As an extended advertisement for a particular lifestyle, The Greasy Hands Preachers often slips into an fruitlessly monotonous gear. But when Beauvais and de Kersauson lay off the self-eulogizing, "evangelical" verbiage from these "preachers," their fluent combinations of visuals and soundtrack can occasionally soar. Four cinematographers — working separately, depending on geographical location — craft 4:3 Academy-ratio images that manage to transcend ad-land cliche and evoke a timeless, Americana-derived iconography of auto shops, peri-urban wastelands and ruggedly remote terrain. Sound-designer Xavier Dreyfuss is, however, the crucial mechanic on this particular cinematic engine, blending some well-chosen rock-country cuts with snatches of dialogue and the harsh "music" of well-oiled machines.

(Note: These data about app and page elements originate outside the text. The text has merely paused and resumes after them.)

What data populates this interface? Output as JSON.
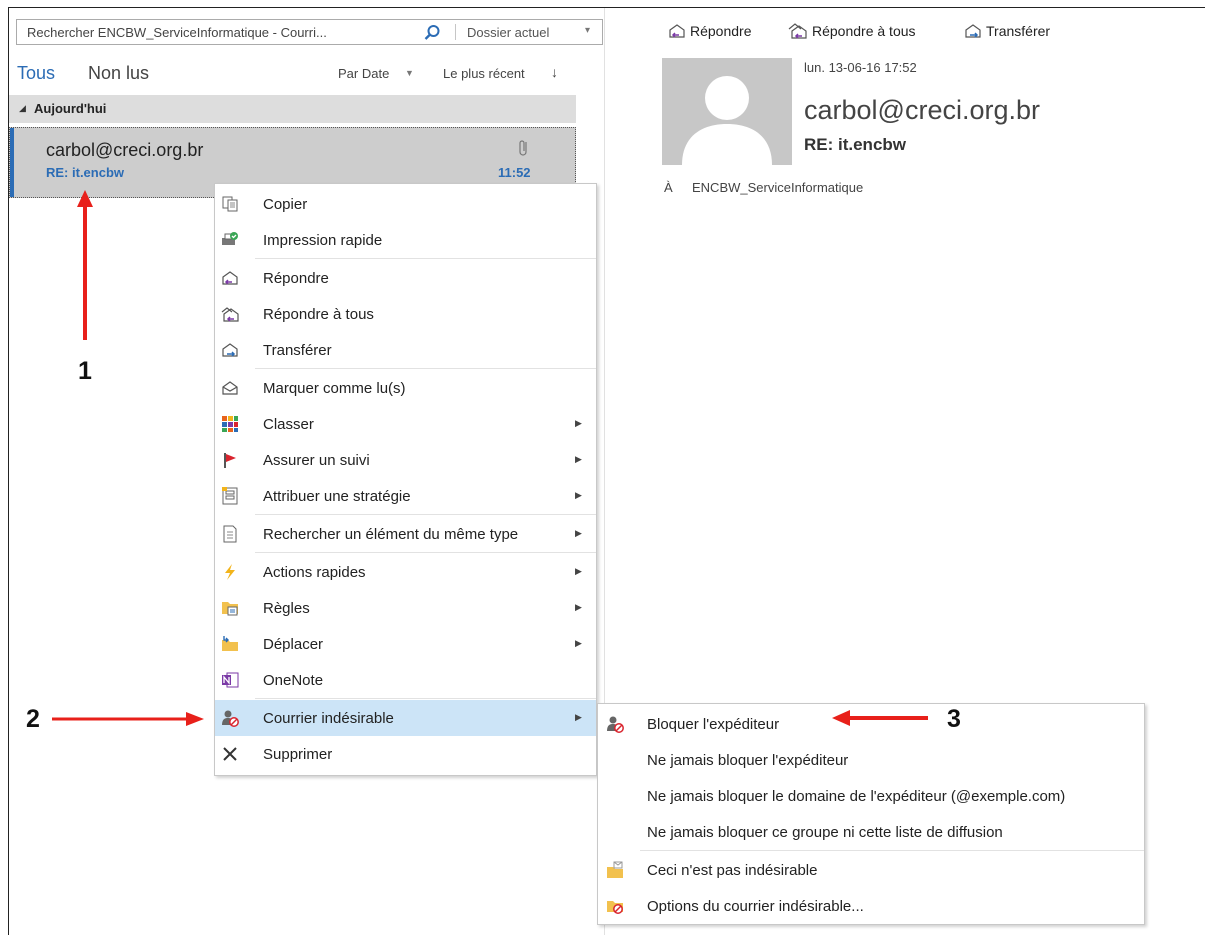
{
  "search": {
    "text": "Rechercher ENCBW_ServiceInformatique - Courri...",
    "scope": "Dossier actuel"
  },
  "filters": {
    "all": "Tous",
    "unread": "Non lus",
    "sort_by": "Par Date",
    "sort_order": "Le plus récent"
  },
  "group": {
    "label": "Aujourd'hui"
  },
  "email": {
    "sender": "carbol@creci.org.br",
    "subject": "RE: it.encbw",
    "time": "11:52"
  },
  "reading": {
    "actions": {
      "reply": "Répondre",
      "reply_all": "Répondre à tous",
      "forward": "Transférer"
    },
    "date": "lun. 13-06-16 17:52",
    "sender": "carbol@creci.org.br",
    "subject": "RE: it.encbw",
    "to_label": "À",
    "to": "ENCBW_ServiceInformatique"
  },
  "context_menu": {
    "items": [
      {
        "label": "Copier",
        "icon": "copy-icon"
      },
      {
        "label": "Impression rapide",
        "icon": "quick-print-icon"
      },
      {
        "label": "Répondre",
        "icon": "reply-icon"
      },
      {
        "label": "Répondre à tous",
        "icon": "reply-all-icon"
      },
      {
        "label": "Transférer",
        "icon": "forward-icon"
      },
      {
        "label": "Marquer comme lu(s)",
        "icon": "mark-read-icon"
      },
      {
        "label": "Classer",
        "icon": "categorize-icon"
      },
      {
        "label": "Assurer un suivi",
        "icon": "flag-icon"
      },
      {
        "label": "Attribuer une stratégie",
        "icon": "policy-icon"
      },
      {
        "label": "Rechercher un élément du même type",
        "icon": "find-related-icon"
      },
      {
        "label": "Actions rapides",
        "icon": "lightning-icon"
      },
      {
        "label": "Règles",
        "icon": "rules-icon"
      },
      {
        "label": "Déplacer",
        "icon": "move-folder-icon"
      },
      {
        "label": "OneNote",
        "icon": "onenote-icon"
      },
      {
        "label": "Courrier indésirable",
        "icon": "junk-icon"
      },
      {
        "label": "Supprimer",
        "icon": "delete-icon"
      }
    ]
  },
  "submenu": {
    "items": [
      {
        "label": "Bloquer l'expéditeur",
        "icon": "block-sender-icon"
      },
      {
        "label": "Ne jamais bloquer l'expéditeur",
        "icon": ""
      },
      {
        "label": "Ne jamais bloquer le domaine de l'expéditeur (@exemple.com)",
        "icon": ""
      },
      {
        "label": "Ne jamais bloquer ce groupe ni cette liste de diffusion",
        "icon": ""
      },
      {
        "label": "Ceci n'est pas indésirable",
        "icon": "not-junk-icon"
      },
      {
        "label": "Options du courrier indésirable...",
        "icon": "junk-options-icon"
      }
    ]
  },
  "annotations": {
    "n1": "1",
    "n2": "2",
    "n3": "3"
  },
  "colors": {
    "accent": "#2b6cb5",
    "selection": "#cdcdcd",
    "menu_highlight": "#cce4f7",
    "arrow": "#e8201a"
  }
}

Production company: Mercenary Productions
Directors-Screenwriters: Clement Beauvais, Arthur de Kersauson
Producer: Arthur de Kersauson
Executive producer: Orlando Bloom, Nicolas Manuel, Thomas Vignali
Cinematographers: Jacques Ballard, Ryan Carmody, Stephane Vallee, Valentin Vignet
Editor: Clement Beauvais
Composers: Los Bevardos, Clement Beauvais
Sales: Mercenary, Paris
No Rating, 94 minutes